Play Live Radio
Next Up:
0:00 0:00
Available On Air Stations
Contact 90.5 WESA with a story idea or news tip:

Judge Says Post-Gazette Must Adhere To Expired Union Contract. The Company Is Appealing

Lucy Perkins
90.5 WESA

The Pittsburgh Post-Gazette is appealing a judge’s ruling that the company must follow the expired contract with union employees until a new one is agreed upon. 

The decision from the National Labor Relations Board came after the newspaper refused to pay a 5 percent increase in health insurance premiums for union members this year.

“We negotiated that they pick up 5 percent increases and [the company] signed the contract,” said Michael Fuoco, President of the Newspaper Guild of Pittsburgh and a reporter at the paper. “We're working under the terms of that contract.”

Union employees at the paper have been working under a contract that expired in March of 2017 and will continue to do so until a new contract is agreed upon. In the old contract, the newspaper agreed to pay insurance premium increases of up to 5 percent. But the company refused to do so in 2018. So, union employees filed a complaint with the NLRB and in October, an NLRB judge sided with workers, saying the company needs to follow the expired contract too.

The Post-Gazette is appealing that decision to the NLRB in Washington, D.C. Further appeals would be heard by the Third Circuit court.

“If [the company] weren't paying these attorneys to fight this, they would easily have been able to pay for the increase in insurance premiums,” Fuoco said.

Fuoco estimated that the 2018 premium increases would cost the paper about $10,000 a month for Guild employees.

“It doesn't show any appreciation for employees, or for what we do,” he said. “I think on a daily basis we prove that what we do has value. What we do is important to democracy, and what we do is important to the fabric of the Pittsburgh community.”

Fuoco said that the company's decision is not surprising, but is frustrating and that they will keep fighting. He says union employees have had to decrease their healthcare benefits and raise deductibles by $500 or $1,000 in order to make up for the 2018 increases.

Fuoco said premiums will go up another 5 percent in 2019, and that the paper said it will not pay those increases.

“For the owners of this newspaper to deny the work, the talent, the commitment, the loyalty of its employees by nickel-and-diming us ... is not only frustrating, it's very demoralizing,” he said.

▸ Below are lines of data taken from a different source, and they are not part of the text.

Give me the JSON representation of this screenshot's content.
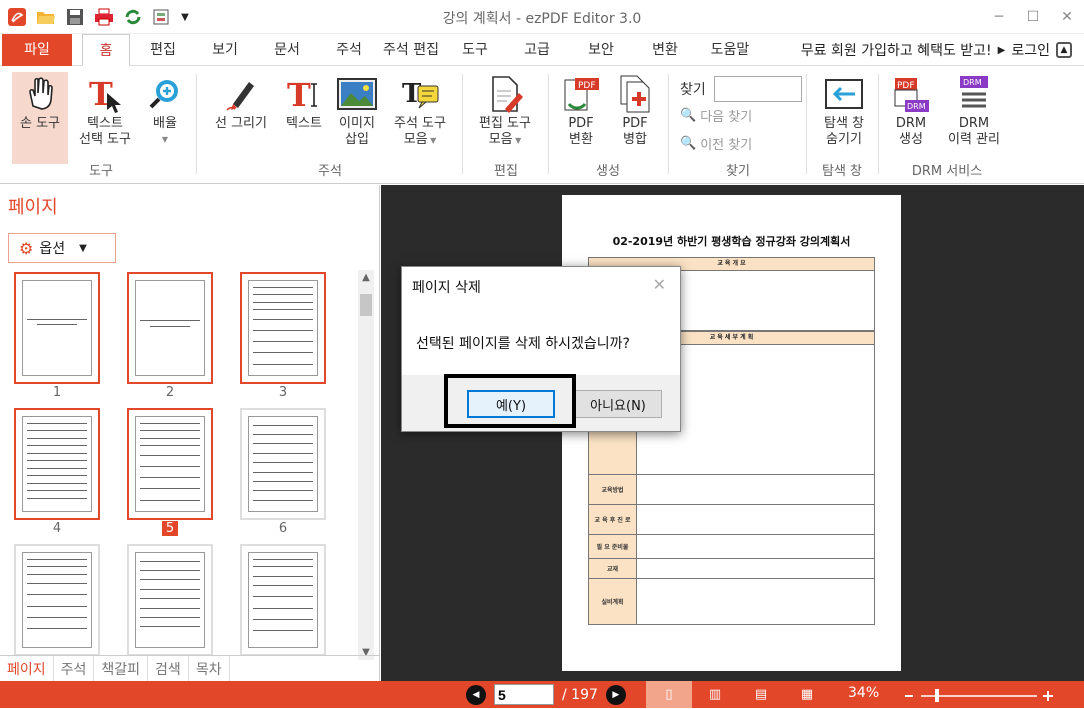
{
  "window": {
    "title": "강의 계획서 - ezPDF Editor 3.0",
    "controls": [
      "─",
      "☐",
      "✕"
    ]
  },
  "menu": {
    "tabs": [
      "파일",
      "홈",
      "편집",
      "보기",
      "문서",
      "주석",
      "주석 편집",
      "도구",
      "고급",
      "보안",
      "변환",
      "도움말"
    ],
    "promo": "무료 회원 가입하고 혜택도 받고!",
    "login": "로그인"
  },
  "ribbon": {
    "hand_tool": "손 도구",
    "text_select_1": "텍스트",
    "text_select_2": "선택 도구",
    "zoom_1": "배율",
    "draw_line": "선 그리기",
    "text": "텍스트",
    "image_1": "이미지",
    "image_2": "삽입",
    "annot_1": "주석 도구",
    "annot_2": "모음",
    "edit_1": "편집 도구",
    "edit_2": "모음",
    "pdf_convert_1": "PDF",
    "pdf_convert_2": "변환",
    "pdf_merge_1": "PDF",
    "pdf_merge_2": "병합",
    "find_label": "찾기",
    "find_placeholder": "",
    "find_next": "다음 찾기",
    "find_prev": "이전 찾기",
    "nav_1": "탐색 창",
    "nav_2": "숨기기",
    "drm_create_1": "DRM",
    "drm_create_2": "생성",
    "drm_history_1": "DRM",
    "drm_history_2": "이력 관리",
    "groups": {
      "tools": "도구",
      "annot": "주석",
      "edit": "편집",
      "create": "생성",
      "find": "찾기",
      "nav": "탐색 창",
      "drm": "DRM 서비스"
    }
  },
  "left_panel": {
    "title": "페이지",
    "options": "옵션",
    "thumbs": [
      "1",
      "2",
      "3",
      "4",
      "5",
      "6",
      "",
      "",
      ""
    ],
    "tabs": [
      "페이지",
      "주석",
      "책갈피",
      "검색",
      "목차"
    ]
  },
  "document": {
    "title": "02-2019년 하반기 평생학습 정규강좌 강의계획서",
    "sections": [
      "교 육 개 요",
      "교 육 세 부 계 획"
    ],
    "rows": [
      "교육방법",
      "교 육 후 진 로",
      "필 요 준비물",
      "교재",
      "실비계획"
    ]
  },
  "dialog": {
    "title": "페이지 삭제",
    "message": "선택된 페이지를 삭제 하시겠습니까?",
    "yes": "예(Y)",
    "no": "아니요(N)"
  },
  "status": {
    "current_page": "5",
    "total_pages": "/ 197",
    "zoom": "34%"
  }
}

Fuoco said union members plan to be more public with their frustration as the fight continues.

The Pittsburgh Post-Gazette had no comment.